Diversity in business

Research into diversity has shown how it benefits businesses nationwide, although specific initiatives are not always successful

Diversity in business

New research into small businesses has found that self-discipline; people and communication skills; and personal passion and drive are the top three characteristics for running a successful business.

According to the Salesforce Small and Medium Business Trends Report, these soft skills rank higher than hard skills like market management and money management competency. However, what’s interesting is that this research also demonstrates that male and female business leaders place a higher emphasis on different skills.

Women are more likely to cite people and communication skills as well as money management skills as the most important characteristics, while men are more likely to include market knowledge.

Men are 45% more likely to say willingness to take risks is most important to running a successful business, while women are 42% more likely to cite an innovative mindset.

Research like this demonstrates the importance of having a diverse leadership team so that leaders can look out for different traits and make the right decisions.

As Kate Luft, head of retail banking at Citi, said in a recent interview with MPA, recruitment is not about ticking a box or filling a quota.
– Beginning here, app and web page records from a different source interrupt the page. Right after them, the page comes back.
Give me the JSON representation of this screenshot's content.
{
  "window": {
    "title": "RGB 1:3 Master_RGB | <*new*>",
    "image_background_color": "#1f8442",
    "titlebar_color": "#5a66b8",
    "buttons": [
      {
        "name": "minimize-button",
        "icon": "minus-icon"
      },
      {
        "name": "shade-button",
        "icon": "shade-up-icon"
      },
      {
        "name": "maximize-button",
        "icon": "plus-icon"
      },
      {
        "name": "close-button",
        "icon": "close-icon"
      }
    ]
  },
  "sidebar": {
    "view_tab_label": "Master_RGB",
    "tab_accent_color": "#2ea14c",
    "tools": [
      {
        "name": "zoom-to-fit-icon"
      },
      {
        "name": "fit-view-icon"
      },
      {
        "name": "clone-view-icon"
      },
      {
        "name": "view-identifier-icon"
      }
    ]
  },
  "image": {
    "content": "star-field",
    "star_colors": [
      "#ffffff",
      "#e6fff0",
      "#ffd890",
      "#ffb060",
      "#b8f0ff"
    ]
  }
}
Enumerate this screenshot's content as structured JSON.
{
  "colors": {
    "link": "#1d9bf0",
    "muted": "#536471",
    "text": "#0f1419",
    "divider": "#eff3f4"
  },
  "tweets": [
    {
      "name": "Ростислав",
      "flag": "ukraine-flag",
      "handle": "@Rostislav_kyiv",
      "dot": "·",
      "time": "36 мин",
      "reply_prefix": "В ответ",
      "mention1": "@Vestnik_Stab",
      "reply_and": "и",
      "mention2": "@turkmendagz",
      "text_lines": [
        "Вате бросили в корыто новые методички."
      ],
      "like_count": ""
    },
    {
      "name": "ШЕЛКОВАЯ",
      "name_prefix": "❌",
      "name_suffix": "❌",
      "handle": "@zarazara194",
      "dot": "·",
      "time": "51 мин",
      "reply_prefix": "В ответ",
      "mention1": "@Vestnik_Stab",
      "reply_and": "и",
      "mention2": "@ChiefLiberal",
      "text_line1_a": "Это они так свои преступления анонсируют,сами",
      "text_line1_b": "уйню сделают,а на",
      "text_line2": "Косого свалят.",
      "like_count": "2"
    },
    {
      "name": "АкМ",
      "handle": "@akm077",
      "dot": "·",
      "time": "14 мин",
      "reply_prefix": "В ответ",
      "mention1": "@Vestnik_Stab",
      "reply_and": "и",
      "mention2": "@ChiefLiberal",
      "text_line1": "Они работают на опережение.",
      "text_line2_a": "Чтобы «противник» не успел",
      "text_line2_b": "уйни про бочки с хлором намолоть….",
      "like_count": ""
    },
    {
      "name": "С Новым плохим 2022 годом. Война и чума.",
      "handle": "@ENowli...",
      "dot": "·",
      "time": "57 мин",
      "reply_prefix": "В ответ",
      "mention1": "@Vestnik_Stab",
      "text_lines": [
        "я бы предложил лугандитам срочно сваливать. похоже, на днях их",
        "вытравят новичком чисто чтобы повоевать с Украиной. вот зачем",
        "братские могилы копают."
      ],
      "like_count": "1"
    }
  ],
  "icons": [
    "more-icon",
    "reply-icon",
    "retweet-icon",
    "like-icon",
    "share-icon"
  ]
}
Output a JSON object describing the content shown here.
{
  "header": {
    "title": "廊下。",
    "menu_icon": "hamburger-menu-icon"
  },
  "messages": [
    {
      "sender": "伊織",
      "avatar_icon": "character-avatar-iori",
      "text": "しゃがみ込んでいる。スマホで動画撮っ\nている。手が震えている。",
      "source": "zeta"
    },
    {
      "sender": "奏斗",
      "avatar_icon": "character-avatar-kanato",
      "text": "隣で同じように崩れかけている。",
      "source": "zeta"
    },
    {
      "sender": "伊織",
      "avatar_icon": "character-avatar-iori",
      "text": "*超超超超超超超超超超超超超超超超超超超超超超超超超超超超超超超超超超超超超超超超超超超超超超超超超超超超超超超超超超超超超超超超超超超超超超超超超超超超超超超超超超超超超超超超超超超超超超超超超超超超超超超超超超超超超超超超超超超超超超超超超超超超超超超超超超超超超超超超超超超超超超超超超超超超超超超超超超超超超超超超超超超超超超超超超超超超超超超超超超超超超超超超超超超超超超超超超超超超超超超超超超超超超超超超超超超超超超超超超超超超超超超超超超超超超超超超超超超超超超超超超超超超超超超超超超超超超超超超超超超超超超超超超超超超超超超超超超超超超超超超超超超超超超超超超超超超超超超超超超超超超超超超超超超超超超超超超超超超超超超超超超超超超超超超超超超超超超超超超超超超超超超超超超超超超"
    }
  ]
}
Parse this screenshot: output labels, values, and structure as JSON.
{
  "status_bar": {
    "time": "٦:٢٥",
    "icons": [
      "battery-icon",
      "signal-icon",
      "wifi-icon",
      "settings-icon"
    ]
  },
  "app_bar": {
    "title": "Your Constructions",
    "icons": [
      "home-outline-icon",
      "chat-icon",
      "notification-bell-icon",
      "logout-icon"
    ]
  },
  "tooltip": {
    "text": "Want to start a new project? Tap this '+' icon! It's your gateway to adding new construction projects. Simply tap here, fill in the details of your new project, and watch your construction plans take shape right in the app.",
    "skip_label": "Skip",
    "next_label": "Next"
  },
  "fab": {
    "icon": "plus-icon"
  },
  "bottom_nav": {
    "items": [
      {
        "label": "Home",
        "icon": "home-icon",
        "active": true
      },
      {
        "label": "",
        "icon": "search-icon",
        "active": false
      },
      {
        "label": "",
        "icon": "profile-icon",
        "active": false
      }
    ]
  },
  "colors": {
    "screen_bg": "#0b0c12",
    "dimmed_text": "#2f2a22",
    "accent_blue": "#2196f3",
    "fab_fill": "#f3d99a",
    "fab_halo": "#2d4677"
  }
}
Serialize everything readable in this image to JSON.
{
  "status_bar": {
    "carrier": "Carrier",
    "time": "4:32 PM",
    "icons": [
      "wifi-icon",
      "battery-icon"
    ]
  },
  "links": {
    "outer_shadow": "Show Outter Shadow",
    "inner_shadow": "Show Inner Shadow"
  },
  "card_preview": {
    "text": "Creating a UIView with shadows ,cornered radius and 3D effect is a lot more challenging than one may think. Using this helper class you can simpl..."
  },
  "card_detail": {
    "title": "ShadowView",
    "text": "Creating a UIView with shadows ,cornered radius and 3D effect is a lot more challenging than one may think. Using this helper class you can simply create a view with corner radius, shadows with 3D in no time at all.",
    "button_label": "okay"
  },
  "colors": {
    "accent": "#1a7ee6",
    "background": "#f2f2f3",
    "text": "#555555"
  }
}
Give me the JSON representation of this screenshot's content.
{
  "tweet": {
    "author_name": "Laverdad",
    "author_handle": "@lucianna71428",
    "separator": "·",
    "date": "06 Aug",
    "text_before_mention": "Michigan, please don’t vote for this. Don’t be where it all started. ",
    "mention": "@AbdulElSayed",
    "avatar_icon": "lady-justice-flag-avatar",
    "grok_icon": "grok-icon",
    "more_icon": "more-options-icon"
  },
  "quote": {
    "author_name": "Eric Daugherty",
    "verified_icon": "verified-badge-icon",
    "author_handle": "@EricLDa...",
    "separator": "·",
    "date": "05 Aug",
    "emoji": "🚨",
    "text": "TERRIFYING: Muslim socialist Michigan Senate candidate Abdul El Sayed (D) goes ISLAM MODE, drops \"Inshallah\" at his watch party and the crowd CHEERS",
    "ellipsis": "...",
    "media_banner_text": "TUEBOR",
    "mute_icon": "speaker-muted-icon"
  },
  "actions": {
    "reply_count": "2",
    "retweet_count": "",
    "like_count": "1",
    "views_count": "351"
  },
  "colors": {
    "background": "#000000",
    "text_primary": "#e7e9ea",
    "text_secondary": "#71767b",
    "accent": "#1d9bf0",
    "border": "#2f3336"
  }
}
The right person should always get the job, and with a diverse slate of leaders it ensures everyone gets the same opportunities.

Agreeing on the importance of having a diverse leadership team, AMP Bank’s chief executive, Sally Bruce, says “strength lies in our differences, especially when supported by an inclusive environment”.

Bruce says it’s not just about gender, however. “I firmly believe that a focus on diversity, including but not limited to gender, is important, especially across leadership teams, because the different perspectives that diversity brings lead to higher-quality discussions and decisions. This ultimately means better outcomes for customers and our broader community,” she says.

“Importantly, it ensures our workforce represents the diversity of our population. But a focus on diversity must be coupled with a commitment to inclusion, because together they create an environment where diverse voices are heard, which benefits everyone.”

Research from the UK has also shown the benefit that having a diverse workforce can bring to a business. According to Morgan Stanley, the stock price of more genderdiverse companies tends to do better than that of their less-diverse rivals.

The investment bank has developed a new ranking to evaluate gender diversity in businesses and its impact on performance. Gender diversity is determined by looking at the percentage of women on boards, executive and management teams, and in the workforce.

As a lender that works incredibly closely with small businesses, Prospa sees the benefits of diversity. 

Executive general manager of people and culture Elise Ward says the group is dedicaed to building a diverse community of gender, ethnicity, cultural background, age, sexuality or experiences.

“Having this diversity at the leadership level is vital, not just for promoting an inclusive workplace but for building the strongest, most innovative business we can. Different problem-solving styles and perspectives amongst leaders get us to the best decisions, and we know that diversity of teams delivers better performance results,” Ward says.

Prospa’s leadership team recently completed an online assessment to uncover their personal strengths and talents. Ward says it was great to see and discuss how different they each were as individuals, regardless of gender.

“It was an opportunity to understand how we can work together and use our unique strengths and perspectives to develop solutions and achieve a common goal,” Ward says. 

Further research into diversity in businesses has shown that almost a third of programs designed to create a more balanced workplace are either never or rarely effective. 

The survey by the Diversity Council Australia demonstrates that millions of dollars have been wasted on failed diversity and inclusion programs. In fact, it says that only 25% of diversity initiatives, which can include flexible work arrangements or mentoring schemes, often or always work.

However, Prospa has seen a 17% increase in females in leadership roles since January 2018. It has been working closely with The Dream Collective to increase the number of female leaders and empower women.

Prospa has worked towards greater gender balance because it understands the positive impact this has on both its culture and the business.

The initiative has included the rollout of a flexible work policy, unconscious bias training, The Dream Collective’s Emerging Leader Program, and an employee ambassador program to develop and drive initiatives.

The Diversity Council has also found that employees with the flexibility they need have 55% higher engagement, 55% less stress and 45% lower turnover intention than employees who do not.

Prospa’s flexible work policy was introduced with the full support of the Prospa leadership team, says Ward. It has had high employee engagement, with initiatives like multiple training sessions for employees and managers, team surveys, social events and guest speakers. 

“Flexible work enhances team performance, employee engagement and productivity, and promotes diversity at the leadership level, which drives the best decisions across the business,” Ward says.

“Inclusive leadership practices are key to overcoming things like unconscious bias that impact women in the workplace, and they also encourage more women to stretch themselves into exciting new opportunities.”